Cambodia: Rising Civic Mobilization

Written by Sopheap Chak

The article has been originally published on FutureChallenges

Soluy Hansen was a young adventurous woman who wondered through life experimenting different things in Cambodia but always believed in the saying that ?everything is possible.? One such experiment was living in a pagoda and interacting and spending time in the jungles with monks who enriched her with the Buddhist philosophy and practice. Another was praying with members of a Muslim community at a provincial Mosque which cleared many doubts she had about Muslim religion. She also spent a few months with soldiers at the Preah Vihear province a border area where there were constant conflicts with neighboring Thailand.

All her experiences show that that she was willing to engage in activities which were usually a social taboo. Women in Cambodia are expected to stay at home, not to mention about living in pagoda or with soldiers. Her message to other young women in Cambodia was to get out of the comfort zone in order to learn.
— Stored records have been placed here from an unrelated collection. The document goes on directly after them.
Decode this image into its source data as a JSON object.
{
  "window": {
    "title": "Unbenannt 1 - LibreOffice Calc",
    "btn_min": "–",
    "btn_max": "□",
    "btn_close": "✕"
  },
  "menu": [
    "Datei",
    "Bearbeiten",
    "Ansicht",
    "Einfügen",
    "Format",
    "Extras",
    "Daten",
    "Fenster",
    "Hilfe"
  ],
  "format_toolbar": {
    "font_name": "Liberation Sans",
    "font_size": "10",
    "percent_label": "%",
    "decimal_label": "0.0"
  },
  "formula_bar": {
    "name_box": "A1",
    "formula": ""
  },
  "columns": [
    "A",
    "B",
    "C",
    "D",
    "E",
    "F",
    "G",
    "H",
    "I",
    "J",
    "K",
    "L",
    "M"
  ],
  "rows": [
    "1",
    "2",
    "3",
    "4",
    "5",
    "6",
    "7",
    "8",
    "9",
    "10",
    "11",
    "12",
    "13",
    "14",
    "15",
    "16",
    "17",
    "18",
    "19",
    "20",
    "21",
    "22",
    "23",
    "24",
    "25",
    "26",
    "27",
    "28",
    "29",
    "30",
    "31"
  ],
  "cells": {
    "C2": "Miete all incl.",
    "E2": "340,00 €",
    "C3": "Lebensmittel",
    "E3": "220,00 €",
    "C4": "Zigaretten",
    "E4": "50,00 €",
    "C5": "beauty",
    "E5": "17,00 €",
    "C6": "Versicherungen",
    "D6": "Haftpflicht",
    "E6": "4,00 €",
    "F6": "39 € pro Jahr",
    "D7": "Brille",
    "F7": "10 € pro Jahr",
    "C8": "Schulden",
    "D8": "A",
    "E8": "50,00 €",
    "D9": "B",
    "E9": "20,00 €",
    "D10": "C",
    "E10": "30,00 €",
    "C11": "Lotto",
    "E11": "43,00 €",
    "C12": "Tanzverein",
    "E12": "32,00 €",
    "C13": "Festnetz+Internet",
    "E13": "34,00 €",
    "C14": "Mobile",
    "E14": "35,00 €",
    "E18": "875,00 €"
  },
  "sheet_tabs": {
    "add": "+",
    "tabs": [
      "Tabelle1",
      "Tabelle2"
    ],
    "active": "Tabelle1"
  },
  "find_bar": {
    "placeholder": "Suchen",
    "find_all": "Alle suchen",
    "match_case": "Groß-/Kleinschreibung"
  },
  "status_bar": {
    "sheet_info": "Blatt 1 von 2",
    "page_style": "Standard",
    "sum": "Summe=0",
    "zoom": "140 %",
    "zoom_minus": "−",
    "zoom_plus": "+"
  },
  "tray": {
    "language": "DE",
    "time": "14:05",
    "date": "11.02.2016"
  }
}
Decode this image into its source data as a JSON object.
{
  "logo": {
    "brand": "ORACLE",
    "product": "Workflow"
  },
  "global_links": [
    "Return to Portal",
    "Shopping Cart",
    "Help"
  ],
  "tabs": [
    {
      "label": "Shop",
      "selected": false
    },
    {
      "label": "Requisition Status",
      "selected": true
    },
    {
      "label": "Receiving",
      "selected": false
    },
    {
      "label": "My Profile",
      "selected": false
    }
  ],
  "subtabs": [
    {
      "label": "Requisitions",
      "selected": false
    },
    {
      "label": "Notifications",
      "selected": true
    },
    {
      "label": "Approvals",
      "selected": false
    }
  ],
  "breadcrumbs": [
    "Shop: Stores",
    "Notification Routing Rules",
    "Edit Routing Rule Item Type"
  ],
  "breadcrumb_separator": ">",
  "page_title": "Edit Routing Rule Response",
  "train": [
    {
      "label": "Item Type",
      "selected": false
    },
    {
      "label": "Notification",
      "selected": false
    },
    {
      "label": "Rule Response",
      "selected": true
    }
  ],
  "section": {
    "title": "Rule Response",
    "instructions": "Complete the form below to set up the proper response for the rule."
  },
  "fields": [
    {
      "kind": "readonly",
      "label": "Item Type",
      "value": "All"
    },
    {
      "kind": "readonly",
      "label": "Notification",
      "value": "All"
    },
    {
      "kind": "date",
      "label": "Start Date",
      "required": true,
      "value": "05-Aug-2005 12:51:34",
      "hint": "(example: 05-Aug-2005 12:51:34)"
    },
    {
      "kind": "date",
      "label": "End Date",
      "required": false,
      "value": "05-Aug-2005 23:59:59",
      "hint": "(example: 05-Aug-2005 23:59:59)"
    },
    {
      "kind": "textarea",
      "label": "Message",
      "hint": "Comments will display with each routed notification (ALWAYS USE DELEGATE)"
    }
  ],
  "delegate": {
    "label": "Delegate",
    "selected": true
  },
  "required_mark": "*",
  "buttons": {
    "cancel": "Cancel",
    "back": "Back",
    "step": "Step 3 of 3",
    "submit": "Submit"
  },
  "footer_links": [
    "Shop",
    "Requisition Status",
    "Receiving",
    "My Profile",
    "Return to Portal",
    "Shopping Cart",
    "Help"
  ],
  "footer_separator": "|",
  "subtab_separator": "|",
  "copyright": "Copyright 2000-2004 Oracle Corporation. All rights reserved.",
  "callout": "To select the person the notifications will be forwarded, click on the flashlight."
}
When she spoke at a civic mobilization conference on June 4th, she inspired many others with her experiences. I was also amongst these speakers where I was also given a chance to inspire a great number of audiences; but instead, I felt that I had more inspiration from the other speakers whose personal life stories were very powerful and compelling.

Over the past few years, civic mobilization in Cambodia has gained momentum with the emerging power of digital and social media. Unlike in rice production where farmers awaited the rains for a good yield of crop, the young generations no longer await the initiatives from the government or civil society organizations to yield results.

They are taking their own initiatives through social movements led by youth groups and mobilizing their peers to be the agents of social change for the sake of their country?s well-being. Having attend some of these social movement, it is promising for Cambodia to see many young are very proactive and are willing to sparkle their dream for the country development.

A number of events including TEDx Phnom Penh, KhmerTalks, Cambodia Women in Business, and Barcamp Phnom Penh has been highlighted. Please read more on the original article published on Future Challenges

1 Comment

C’est rassurant de voir de jeunes Cambodgiens s’impliquer dans le futur de leur pays. Je suis heureux que tu en fasses partie. Vous ?tes jeunes et vous avez le temps pour vous.
J’esp?re que vos actions contribueront ? reb?tir un pays o? le peuple et le pays sera au centre de la pr?occupation et non les affaires qui enrichissent les oligarques habituels et appauvrissent le plus grand nombre.
Bon courage ? toi et ? tes paires
J’esp?re avoir la chance de te rencontrer un jour
(sorry, my english is not good enough … so, maybe do you know someone who can translate)

Leave a Reply